wings and things

The beautiful people

I remember, a couple of years ago, when it was all new and frightening, dropping into the nursing home to see Anthony one day and ….

…. there were all of these staff at the desk, probably having handover, and, despite my fear and grief, their smiles to me gave me the confidence to shout out “Ah, it’s the beautiful people!”

That was probably the first mutual laugh and I think, since then, the connection between staff, Ants and me has been a lovely thing.

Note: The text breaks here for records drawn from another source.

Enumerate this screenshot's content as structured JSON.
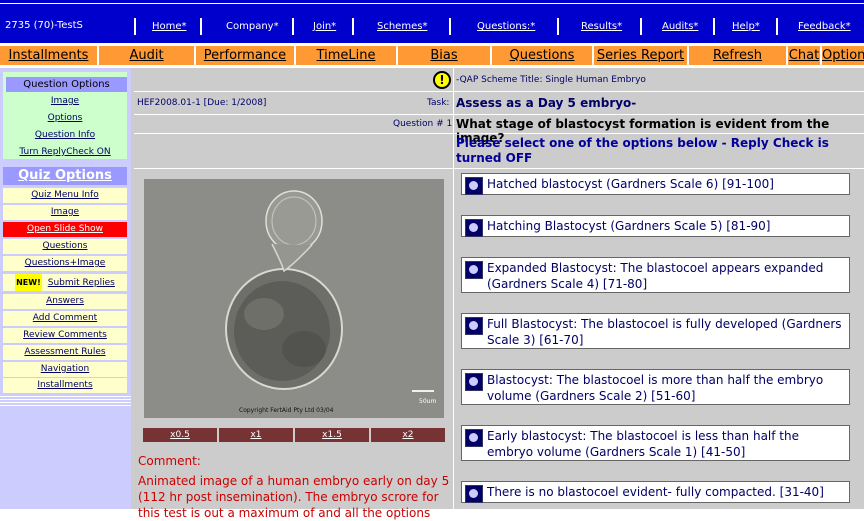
{
  "user": "2735 (70)-TestS",
  "top_nav": [
    "Home*",
    "Company*",
    "Join*",
    "Schemes*",
    "Questions:*",
    "Results*",
    "Audits*",
    "Help*",
    "Feedback*"
  ],
  "tabs": [
    "Installments",
    "Audit",
    "Performance",
    "TimeLine",
    "Bias",
    "Questions",
    "Series Report",
    "Refresh",
    "Chat",
    "Options"
  ],
  "question_options": {
    "title": "Question Options",
    "items": [
      "Image",
      "Options",
      "Question Info",
      "Turn ReplyCheck ON"
    ]
  },
  "quiz_options": {
    "title": "Quiz Options",
    "items": [
      "Quiz Menu Info",
      "Image",
      "Open Slide Show",
      "Questions",
      "Questions+Image",
      "Submit Replies",
      "Answers",
      "Add Comment",
      "Review Comments",
      "Assessment Rules",
      "Navigation",
      "Installments"
    ],
    "new_badge": "NEW!"
  },
  "scheme_title": "-QAP Scheme Title: Single Human Embryo",
  "hef": "HEF2008.01-1 [Due: 1/2008]",
  "task_label": "Task:",
  "task": "Assess as a Day 5 embryo-",
  "question_label": "Question # 1",
  "question": "What stage of blastocyst formation is evident from the image?",
  "instruction": "Please select one of the options below - Reply Check is turned OFF",
  "image": {
    "copyright": "Copyright FertAid Pty Ltd 03/04",
    "scale": "50um"
  },
  "zoom": [
    "x0.5",
    "x1",
    "x1.5",
    "x2"
  ],
  "comment_label": "Comment:",
  "comment": "Animated image of a human embryo early on day 5 (112 hr post insemination). The embryo scrore for this test is out a maximum of and all the options",
  "options": [
    "Hatched blastocyst (Gardners Scale 6) [91-100]",
    "Hatching Blastocyst (Gardners Scale 5) [81-90]",
    "Expanded Blastocyst: The blastocoel appears expanded (Gardners Scale 4) [71-80]",
    "Full Blastocyst: The blastocoel is fully developed (Gardners Scale 3) [61-70]",
    "Blastocyst: The blastocoel is more than half the embryo volume (Gardners Scale 2) [51-60]",
    "Early blastocyst: The blastocoel is less than half the embryo volume (Gardners Scale 1) [41-50]",
    "There is no blastocoel evident- fully compacted. [31-40]"
  ]
}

I have worried from time to time that my constant presence in the afternoons might interrupt the routine, and it probably does, but the staff are all so fond of us now (yay!) that, hopefully, I’m not in the way too much.

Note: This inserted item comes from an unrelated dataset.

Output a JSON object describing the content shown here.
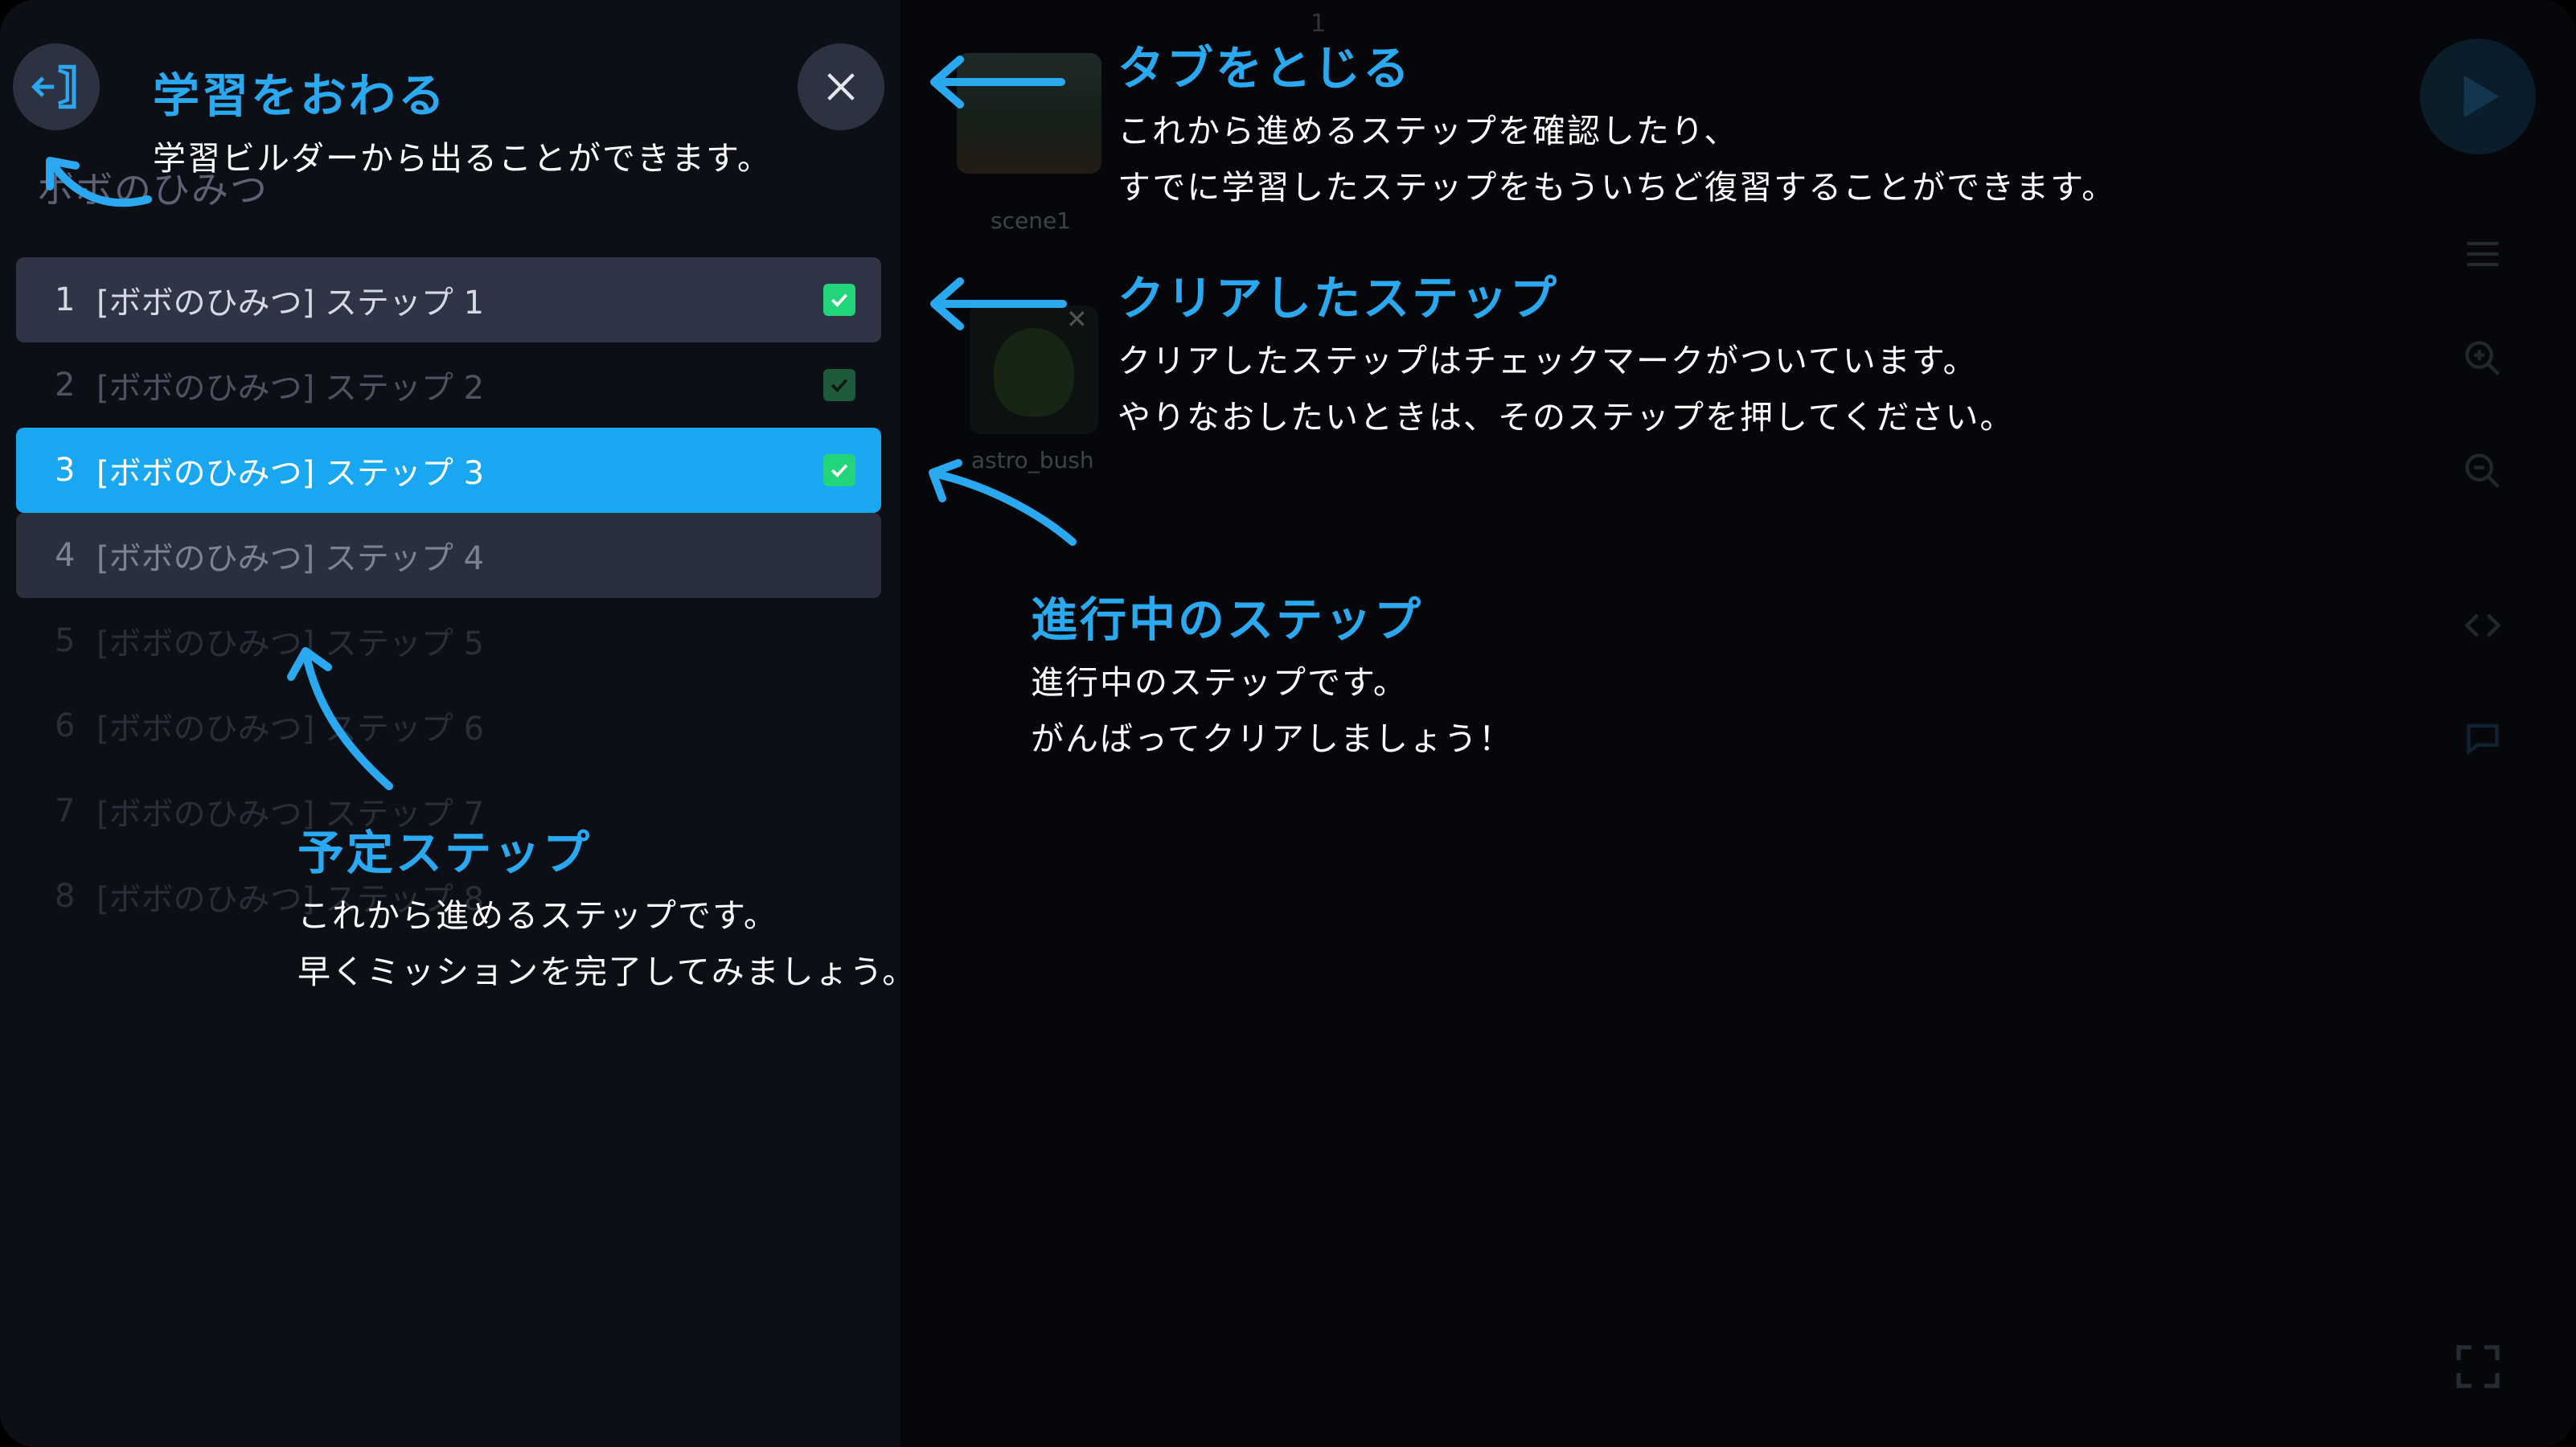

It is an enormous comfort to me that various staff members will come into Anthony’s room and visit him/us just because they want to and because they like him.

These are the most beautiful people in the whole wide world!

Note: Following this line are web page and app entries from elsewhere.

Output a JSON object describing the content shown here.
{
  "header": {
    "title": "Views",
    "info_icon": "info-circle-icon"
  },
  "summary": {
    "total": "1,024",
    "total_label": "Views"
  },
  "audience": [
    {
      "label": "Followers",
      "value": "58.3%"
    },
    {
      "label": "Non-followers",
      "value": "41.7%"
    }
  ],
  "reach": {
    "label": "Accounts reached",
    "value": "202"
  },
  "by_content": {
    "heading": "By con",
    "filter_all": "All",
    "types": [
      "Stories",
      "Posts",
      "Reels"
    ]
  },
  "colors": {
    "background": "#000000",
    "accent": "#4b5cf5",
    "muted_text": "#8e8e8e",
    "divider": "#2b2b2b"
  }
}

Sunday afternoon at the nursing home ….

Last Sunday I began a ritual that I continued today, and will keep doing every Sunday now that I know it ‘works’. I will bring a bottle of really lovely wine in and Anthony and I will partake in sipping thimble-sized servings in massive glasses.

As I have to drive 15 kms home and Anthony can no longer drink a whole bottle of brandy in one sitting anymore (I’m kidding) neither of us can drink very much of course!

Nevertheless the reality of opening the wine and pouring it into glasses brought from home, toasting each other, exchanging memories of parties from long ago … all of this makes Sunday afternoons fantastic.

At one point, this afternoon ….

Me: Why are you looking at me like that?

Anthony: You look particularly beautiful today.

Me: What did you say?

Anthony: Your hair is brushed.

Me: ARGHHHH! What do you think of the wine?

Anthony: Not bad.

Me: Why can’t you ever say ‘it’s wonderful!’ instead of ‘not bad’!

Anthony: It’s wonderful.

Me: Okay, let’s clink glasses for a toast – to you and me, Ants. I love you and you love me and that’s the main thing.

Anthony: Can you just get the animals off the table first?

Me: It’s not a table; it’s your bed and you’re hallucinating!

Anthony: You always say that!

Me: It’s part of your Parkinson’s disease – please don’t worry about it. When you see all of those dogs and cats and calves in the room, try to remember that they are not really there and that you are hallucinating.

Anthony: So how about this baby?

Me: What baby?

Anthony: This one [pointing to his lap].

Me: Okay, Ants, is it Ming?

Anthony: No. Ming isn’t a baby any more.

Me: So who is the baby?

Anthony: I don’t know.

I am astounded that, ever since our niece gave birth to her first baby several weeks ago, Anthony keeps ‘seeing’ babies on his lap. It is so so so weird! But it’s also rather magical and wonderful that somehow Anthony’s PD brain has registered this new addition to the family.

Sunday afternoon at the nursing home; a delightful experience!